#### Exercise inputs ####

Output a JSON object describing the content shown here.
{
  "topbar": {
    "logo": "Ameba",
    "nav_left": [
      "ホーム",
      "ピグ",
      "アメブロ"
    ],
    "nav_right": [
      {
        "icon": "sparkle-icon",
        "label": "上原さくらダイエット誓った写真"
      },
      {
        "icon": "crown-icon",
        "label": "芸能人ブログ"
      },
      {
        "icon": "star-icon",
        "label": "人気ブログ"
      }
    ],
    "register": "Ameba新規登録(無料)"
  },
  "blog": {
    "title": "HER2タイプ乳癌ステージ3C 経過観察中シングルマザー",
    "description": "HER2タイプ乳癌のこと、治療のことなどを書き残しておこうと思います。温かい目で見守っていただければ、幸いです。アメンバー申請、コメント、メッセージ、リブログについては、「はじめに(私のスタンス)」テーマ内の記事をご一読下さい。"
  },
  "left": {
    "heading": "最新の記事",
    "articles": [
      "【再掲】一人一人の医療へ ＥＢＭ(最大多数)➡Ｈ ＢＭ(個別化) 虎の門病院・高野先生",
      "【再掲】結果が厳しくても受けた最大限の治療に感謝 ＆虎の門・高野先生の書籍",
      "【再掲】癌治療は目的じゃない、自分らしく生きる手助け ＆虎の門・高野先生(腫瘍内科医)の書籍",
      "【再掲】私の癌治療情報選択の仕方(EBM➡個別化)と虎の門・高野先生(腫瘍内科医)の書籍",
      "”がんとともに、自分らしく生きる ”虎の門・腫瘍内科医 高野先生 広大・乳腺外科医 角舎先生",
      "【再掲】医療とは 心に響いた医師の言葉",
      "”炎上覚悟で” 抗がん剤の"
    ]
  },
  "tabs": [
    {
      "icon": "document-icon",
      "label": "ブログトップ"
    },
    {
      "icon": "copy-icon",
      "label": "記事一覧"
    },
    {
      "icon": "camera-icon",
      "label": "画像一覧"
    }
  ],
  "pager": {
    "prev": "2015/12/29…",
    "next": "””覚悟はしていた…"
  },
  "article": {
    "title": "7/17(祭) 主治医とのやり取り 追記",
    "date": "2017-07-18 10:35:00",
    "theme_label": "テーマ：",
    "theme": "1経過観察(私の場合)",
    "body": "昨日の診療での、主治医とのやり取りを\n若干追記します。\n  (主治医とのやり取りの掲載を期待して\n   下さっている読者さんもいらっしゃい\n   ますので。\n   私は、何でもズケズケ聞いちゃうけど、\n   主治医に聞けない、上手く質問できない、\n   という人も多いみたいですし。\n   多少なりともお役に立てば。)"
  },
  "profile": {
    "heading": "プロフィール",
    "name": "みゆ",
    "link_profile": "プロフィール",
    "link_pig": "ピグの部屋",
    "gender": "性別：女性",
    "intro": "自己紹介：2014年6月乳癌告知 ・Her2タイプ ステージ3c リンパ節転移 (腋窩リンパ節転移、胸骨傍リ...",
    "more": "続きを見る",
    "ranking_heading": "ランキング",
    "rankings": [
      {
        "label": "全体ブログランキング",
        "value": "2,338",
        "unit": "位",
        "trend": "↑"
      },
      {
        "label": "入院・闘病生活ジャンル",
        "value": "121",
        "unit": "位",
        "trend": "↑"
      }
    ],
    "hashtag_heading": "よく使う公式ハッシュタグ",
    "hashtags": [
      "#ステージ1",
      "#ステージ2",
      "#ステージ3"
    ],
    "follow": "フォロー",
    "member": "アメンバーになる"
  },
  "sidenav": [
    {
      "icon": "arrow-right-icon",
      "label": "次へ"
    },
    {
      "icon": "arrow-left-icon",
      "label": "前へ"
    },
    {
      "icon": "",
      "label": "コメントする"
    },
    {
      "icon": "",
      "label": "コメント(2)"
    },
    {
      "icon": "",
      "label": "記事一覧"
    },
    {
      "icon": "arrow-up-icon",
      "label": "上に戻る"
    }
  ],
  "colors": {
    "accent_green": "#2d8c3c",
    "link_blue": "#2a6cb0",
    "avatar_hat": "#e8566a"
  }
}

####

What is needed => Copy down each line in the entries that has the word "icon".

Solution for this exercise =>
        "icon": "sparkle-icon",
        "icon": "crown-icon",
        "icon": "star-icon",
      "icon": "document-icon",
      "icon": "copy-icon",
      "icon": "camera-icon",
      "icon": "arrow-right-icon",
      "icon": "arrow-left-icon",
      "icon": "",
      "icon": "",
      "icon": "",
      "icon": "arrow-up-icon",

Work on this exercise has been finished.